The Astonishing Power of Male Anger
Can I learn to be strong in the face of it?
My husband and I have very different responses to stress. He gets angry; I get anxious. Sometimes I even cry, if I am feeling particularly frustrated.
I know this is not an unusual male-female dynamic. In fact, it’s so common, it’s stereotypical. Neither he nor I decided to be this way; it’s just how we are. These are our equally honest, equally valid emotions.
The trouble comes in the fact that his anger frightens me. When he’s just entirely pissed about something, his voice becomes sharp, the words bitten off and spat out. He steps heavily; he might slam a door, cuss at an inanimate object; his entire body stiffens up. He’s scary. I don’t want to be anywhere near him when he’s mad.
And yet he has never hurt me. I truly believe, all the way down, that he won’t ever hurt me. My husband has never raised anything other than his voice in my presence. Furthermore, when he does get angry, it’s almost never at me. Yet I’m usually the only one there, and I feel it almost as a physical sensation.
He knows this, of course; and so he tries very hard not to let his anger out, to be gentle and considerate of me. He feels terrible when his anger causes me to cringe and flee.

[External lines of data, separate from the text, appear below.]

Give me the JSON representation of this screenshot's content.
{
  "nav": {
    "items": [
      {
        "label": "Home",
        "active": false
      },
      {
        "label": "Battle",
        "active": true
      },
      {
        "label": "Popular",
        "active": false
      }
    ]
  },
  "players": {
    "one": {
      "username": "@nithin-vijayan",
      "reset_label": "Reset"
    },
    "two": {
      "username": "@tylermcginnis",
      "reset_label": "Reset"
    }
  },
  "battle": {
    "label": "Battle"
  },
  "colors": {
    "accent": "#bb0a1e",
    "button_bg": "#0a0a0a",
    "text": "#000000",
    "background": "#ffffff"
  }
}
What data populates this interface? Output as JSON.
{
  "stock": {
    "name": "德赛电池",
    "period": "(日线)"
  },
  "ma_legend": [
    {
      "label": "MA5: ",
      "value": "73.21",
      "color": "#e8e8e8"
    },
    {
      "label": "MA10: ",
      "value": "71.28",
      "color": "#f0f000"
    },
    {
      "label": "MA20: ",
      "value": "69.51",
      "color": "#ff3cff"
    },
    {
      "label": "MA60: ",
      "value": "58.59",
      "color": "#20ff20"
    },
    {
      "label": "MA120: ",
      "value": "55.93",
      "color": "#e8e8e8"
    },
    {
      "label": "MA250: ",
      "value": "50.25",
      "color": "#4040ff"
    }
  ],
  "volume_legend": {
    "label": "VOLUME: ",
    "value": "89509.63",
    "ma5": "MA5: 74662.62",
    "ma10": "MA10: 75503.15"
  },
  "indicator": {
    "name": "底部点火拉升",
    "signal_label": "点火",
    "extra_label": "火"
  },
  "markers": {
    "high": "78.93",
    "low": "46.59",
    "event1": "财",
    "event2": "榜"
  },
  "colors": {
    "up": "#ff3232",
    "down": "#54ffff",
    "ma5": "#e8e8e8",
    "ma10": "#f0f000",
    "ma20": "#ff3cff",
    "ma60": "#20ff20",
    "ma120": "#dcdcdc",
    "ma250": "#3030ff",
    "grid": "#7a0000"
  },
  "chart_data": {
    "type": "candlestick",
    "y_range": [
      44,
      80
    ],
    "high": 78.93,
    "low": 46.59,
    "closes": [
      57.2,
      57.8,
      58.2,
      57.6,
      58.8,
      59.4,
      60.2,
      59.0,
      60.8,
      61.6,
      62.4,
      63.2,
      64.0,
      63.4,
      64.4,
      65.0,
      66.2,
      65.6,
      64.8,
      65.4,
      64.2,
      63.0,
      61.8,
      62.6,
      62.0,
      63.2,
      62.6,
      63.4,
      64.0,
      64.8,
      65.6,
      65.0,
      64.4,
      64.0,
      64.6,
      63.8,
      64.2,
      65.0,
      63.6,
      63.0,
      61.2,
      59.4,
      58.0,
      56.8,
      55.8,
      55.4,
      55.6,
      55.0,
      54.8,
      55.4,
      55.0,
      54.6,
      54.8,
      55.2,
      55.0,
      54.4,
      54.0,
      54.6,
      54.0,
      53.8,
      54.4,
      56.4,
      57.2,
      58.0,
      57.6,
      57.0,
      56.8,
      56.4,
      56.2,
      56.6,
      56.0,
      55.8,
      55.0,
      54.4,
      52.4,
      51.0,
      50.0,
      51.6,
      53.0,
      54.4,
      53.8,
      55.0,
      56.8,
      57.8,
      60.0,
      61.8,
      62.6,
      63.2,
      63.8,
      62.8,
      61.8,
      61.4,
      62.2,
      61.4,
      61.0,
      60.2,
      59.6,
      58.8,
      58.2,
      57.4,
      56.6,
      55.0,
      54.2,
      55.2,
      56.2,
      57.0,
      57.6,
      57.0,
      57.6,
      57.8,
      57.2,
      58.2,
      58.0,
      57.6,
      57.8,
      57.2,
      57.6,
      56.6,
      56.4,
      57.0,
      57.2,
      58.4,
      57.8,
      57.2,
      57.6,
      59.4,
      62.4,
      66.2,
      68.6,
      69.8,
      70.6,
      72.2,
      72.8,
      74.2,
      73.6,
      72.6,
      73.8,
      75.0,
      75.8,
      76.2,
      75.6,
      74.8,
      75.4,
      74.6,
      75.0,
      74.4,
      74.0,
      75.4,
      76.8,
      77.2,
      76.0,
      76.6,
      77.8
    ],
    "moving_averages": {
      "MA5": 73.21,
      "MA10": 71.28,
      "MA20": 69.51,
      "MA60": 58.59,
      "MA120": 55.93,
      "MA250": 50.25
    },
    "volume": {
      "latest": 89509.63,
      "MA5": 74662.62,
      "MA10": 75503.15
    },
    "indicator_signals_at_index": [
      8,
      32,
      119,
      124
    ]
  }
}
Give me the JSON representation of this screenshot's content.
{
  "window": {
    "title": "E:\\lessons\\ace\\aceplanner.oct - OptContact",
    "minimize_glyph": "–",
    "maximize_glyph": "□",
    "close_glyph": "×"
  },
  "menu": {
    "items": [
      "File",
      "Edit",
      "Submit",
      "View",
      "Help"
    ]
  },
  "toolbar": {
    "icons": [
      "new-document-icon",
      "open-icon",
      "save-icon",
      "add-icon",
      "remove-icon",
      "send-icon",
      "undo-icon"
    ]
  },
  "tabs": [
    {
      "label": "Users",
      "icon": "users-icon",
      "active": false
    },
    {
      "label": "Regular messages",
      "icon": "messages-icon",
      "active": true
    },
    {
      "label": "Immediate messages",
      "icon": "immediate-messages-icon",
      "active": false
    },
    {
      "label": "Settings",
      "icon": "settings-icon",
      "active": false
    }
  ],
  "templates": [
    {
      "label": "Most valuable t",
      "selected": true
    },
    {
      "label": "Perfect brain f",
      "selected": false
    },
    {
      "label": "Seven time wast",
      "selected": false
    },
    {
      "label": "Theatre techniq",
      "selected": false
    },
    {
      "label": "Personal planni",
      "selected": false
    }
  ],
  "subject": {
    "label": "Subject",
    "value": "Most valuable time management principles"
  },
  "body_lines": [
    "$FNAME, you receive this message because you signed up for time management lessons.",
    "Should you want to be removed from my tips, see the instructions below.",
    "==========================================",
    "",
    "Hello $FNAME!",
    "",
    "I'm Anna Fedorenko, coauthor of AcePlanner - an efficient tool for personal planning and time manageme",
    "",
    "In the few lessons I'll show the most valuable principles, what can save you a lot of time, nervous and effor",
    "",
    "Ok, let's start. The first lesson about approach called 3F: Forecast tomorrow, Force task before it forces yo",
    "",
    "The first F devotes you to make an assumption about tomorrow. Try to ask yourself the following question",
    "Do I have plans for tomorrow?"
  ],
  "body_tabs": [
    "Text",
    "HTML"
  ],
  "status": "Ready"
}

But that just puts him in a no-win position where he’s not allowed to express — or even have — emotions. Where he has to stuff himself, never vent his frustration. And then, on top of that, if he does slip and let himself feel something, he then has to take care of me — all scared and anxious because he got angry.
I brought this dynamic up the other day in an article about how we are learning to navigate these different emotional reactions, and I got a lot of interesting responses from my friends. Women friends, that is, in much the same situation with their partners. One friend said, “We’ve been married for 34 years, and for 34 years he’s felt like he can’t get angry.” It seems it’s a common theme in relationships between men and women.
I’ve been with my husband for ten years now. As I said, I know he’s not going to hurt me. So why is that raised voice, that palpable anger, so scary?